Interface dataset entries
== Segment start ==

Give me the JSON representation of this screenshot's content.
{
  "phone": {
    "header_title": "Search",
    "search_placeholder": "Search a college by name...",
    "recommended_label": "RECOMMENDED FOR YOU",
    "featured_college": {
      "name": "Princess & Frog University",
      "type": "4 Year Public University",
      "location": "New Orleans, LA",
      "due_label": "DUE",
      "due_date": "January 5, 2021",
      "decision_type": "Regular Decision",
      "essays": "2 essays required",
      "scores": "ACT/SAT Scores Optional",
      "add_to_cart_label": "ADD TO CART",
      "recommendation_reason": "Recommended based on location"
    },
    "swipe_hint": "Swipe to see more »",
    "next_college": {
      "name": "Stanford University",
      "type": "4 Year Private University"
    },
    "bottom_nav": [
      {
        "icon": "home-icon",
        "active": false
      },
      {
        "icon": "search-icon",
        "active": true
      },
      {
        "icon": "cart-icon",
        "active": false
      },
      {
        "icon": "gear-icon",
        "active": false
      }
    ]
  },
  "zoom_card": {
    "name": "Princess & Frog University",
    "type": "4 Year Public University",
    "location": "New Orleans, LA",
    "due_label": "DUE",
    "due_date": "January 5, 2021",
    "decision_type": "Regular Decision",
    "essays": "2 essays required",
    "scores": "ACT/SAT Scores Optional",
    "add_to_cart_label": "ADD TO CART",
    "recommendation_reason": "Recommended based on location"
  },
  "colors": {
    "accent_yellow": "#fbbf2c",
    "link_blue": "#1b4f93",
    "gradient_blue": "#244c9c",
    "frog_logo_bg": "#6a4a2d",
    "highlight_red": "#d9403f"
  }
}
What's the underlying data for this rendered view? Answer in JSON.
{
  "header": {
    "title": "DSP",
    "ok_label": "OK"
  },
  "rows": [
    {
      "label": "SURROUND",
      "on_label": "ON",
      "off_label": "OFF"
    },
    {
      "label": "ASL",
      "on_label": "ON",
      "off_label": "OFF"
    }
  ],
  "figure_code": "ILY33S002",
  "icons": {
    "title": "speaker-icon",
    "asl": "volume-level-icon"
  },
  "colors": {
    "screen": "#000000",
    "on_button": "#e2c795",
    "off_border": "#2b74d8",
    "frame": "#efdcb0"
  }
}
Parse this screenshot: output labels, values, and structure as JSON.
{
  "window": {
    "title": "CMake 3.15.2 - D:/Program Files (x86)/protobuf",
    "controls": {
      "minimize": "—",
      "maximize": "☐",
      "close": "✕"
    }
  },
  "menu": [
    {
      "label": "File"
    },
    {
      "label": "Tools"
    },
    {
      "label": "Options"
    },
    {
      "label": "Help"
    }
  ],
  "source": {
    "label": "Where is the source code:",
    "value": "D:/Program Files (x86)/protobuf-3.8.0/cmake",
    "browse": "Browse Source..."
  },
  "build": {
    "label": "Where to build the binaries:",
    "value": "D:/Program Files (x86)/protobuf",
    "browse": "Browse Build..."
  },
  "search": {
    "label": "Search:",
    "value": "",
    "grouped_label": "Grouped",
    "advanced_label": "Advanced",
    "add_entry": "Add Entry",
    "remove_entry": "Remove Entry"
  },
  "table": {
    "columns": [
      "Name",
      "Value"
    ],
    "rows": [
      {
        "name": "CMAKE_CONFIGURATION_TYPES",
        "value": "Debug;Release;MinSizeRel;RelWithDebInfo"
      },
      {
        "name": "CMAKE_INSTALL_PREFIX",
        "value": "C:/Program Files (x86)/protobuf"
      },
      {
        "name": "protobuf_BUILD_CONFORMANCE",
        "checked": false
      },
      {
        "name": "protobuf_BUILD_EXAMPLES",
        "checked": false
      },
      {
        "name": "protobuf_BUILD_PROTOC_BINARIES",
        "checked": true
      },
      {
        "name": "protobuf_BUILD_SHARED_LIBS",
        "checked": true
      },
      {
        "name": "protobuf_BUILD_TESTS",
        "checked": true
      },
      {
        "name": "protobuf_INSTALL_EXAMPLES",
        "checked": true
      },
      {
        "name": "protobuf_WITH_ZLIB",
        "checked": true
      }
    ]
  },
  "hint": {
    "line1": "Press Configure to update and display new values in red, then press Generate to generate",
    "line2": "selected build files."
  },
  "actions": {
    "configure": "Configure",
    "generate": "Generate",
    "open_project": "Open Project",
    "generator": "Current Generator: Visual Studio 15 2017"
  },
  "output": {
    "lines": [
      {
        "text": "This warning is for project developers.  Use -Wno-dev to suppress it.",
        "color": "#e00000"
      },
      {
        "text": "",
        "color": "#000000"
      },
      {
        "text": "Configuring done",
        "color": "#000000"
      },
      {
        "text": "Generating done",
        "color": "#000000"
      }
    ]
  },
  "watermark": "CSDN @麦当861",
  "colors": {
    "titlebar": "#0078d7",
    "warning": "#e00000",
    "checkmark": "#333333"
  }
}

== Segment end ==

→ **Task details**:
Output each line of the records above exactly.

→ **Task solution**:
Give me the JSON representation of this screenshot's content.
{
  "phone": {
    "header_title": "Search",
    "search_placeholder": "Search a college by name...",
    "recommended_label": "RECOMMENDED FOR YOU",
    "featured_college": {
      "name": "Princess & Frog University",
      "type": "4 Year Public University",
      "location": "New Orleans, LA",
      "due_label": "DUE",
      "due_date": "January 5, 2021",
      "decision_type": "Regular Decision",
      "essays": "2 essays required",
      "scores": "ACT/SAT Scores Optional",
      "add_to_cart_label": "ADD TO CART",
      "recommendation_reason": "Recommended based on location"
    },
    "swipe_hint": "Swipe to see more »",
    "next_college": {
      "name": "Stanford University",
      "type": "4 Year Private University"
    },
    "bottom_nav": [
      {
        "icon": "home-icon",
        "active": false
      },
      {
        "icon": "search-icon",
        "active": true
      },
      {
        "icon": "cart-icon",
        "active": false
      },
      {
        "icon": "gear-icon",
        "active": false
      }
    ]
  },
  "zoom_card": {
    "name": "Princess & Frog University",
    "type": "4 Year Public University",
    "location": "New Orleans, LA",
    "due_label": "DUE",
    "due_date": "January 5, 2021",
    "decision_type": "Regular Decision",
    "essays": "2 essays required",
    "scores": "ACT/SAT Scores Optional",
    "add_to_cart_label": "ADD TO CART",
    "recommendation_reason": "Recommended based on location"
  },
  "colors": {
    "accent_yellow": "#fbbf2c",
    "link_blue": "#1b4f93",
    "gradient_blue": "#244c9c",
    "frog_logo_bg": "#6a4a2d",
    "highlight_red": "#d9403f"
  }
}
What's the underlying data for this rendered view? Answer in JSON.
{
  "header": {
    "title": "DSP",
    "ok_label": "OK"
  },
  "rows": [
    {
      "label": "SURROUND",
      "on_label": "ON",
      "off_label": "OFF"
    },
    {
      "label": "ASL",
      "on_label": "ON",
      "off_label": "OFF"
    }
  ],
  "figure_code": "ILY33S002",
  "icons": {
    "title": "speaker-icon",
    "asl": "volume-level-icon"
  },
  "colors": {
    "screen": "#000000",
    "on_button": "#e2c795",
    "off_border": "#2b74d8",
    "frame": "#efdcb0"
  }
}
Parse this screenshot: output labels, values, and structure as JSON.
{
  "window": {
    "title": "CMake 3.15.2 - D:/Program Files (x86)/protobuf",
    "controls": {
      "minimize": "—",
      "maximize": "☐",
      "close": "✕"
    }
  },
  "menu": [
    {
      "label": "File"
    },
    {
      "label": "Tools"
    },
    {
      "label": "Options"
    },
    {
      "label": "Help"
    }
  ],
  "source": {
    "label": "Where is the source code:",
    "value": "D:/Program Files (x86)/protobuf-3.8.0/cmake",
    "browse": "Browse Source..."
  },
  "build": {
    "label": "Where to build the binaries:",
    "value": "D:/Program Files (x86)/protobuf",
    "browse": "Browse Build..."
  },
  "search": {
    "label": "Search:",
    "value": "",
    "grouped_label": "Grouped",
    "advanced_label": "Advanced",
    "add_entry": "Add Entry",
    "remove_entry": "Remove Entry"
  },
  "table": {
    "columns": [
      "Name",
      "Value"
    ],
    "rows": [
      {
        "name": "CMAKE_CONFIGURATION_TYPES",
        "value": "Debug;Release;MinSizeRel;RelWithDebInfo"
      },
      {
        "name": "CMAKE_INSTALL_PREFIX",
        "value": "C:/Program Files (x86)/protobuf"
      },
      {
        "name": "protobuf_BUILD_CONFORMANCE",
        "checked": false
      },
      {
        "name": "protobuf_BUILD_EXAMPLES",
        "checked": false
      },
      {
        "name": "protobuf_BUILD_PROTOC_BINARIES",
        "checked": true
      },
      {
        "name": "protobuf_BUILD_SHARED_LIBS",
        "checked": true
      },
      {
        "name": "protobuf_BUILD_TESTS",
        "checked": true
      },
      {
        "name": "protobuf_INSTALL_EXAMPLES",
        "checked": true
      },
      {
        "name": "protobuf_WITH_ZLIB",
        "checked": true
      }
    ]
  },
  "hint": {
    "line1": "Press Configure to update and display new values in red, then press Generate to generate",
    "line2": "selected build files."
  },
  "actions": {
    "configure": "Configure",
    "generate": "Generate",
    "open_project": "Open Project",
    "generator": "Current Generator: Visual Studio 15 2017"
  },
  "output": {
    "lines": [
      {
        "text": "This warning is for project developers.  Use -Wno-dev to suppress it.",
        "color": "#e00000"
      },
      {
        "text": "",
        "color": "#000000"
      },
      {
        "text": "Configuring done",
        "color": "#000000"
      },
      {
        "text": "Generating done",
        "color": "#000000"
      }
    ]
  },
  "watermark": "CSDN @麦当861",
  "colors": {
    "titlebar": "#0078d7",
    "warning": "#e00000",
    "checkmark": "#333333"
  }
}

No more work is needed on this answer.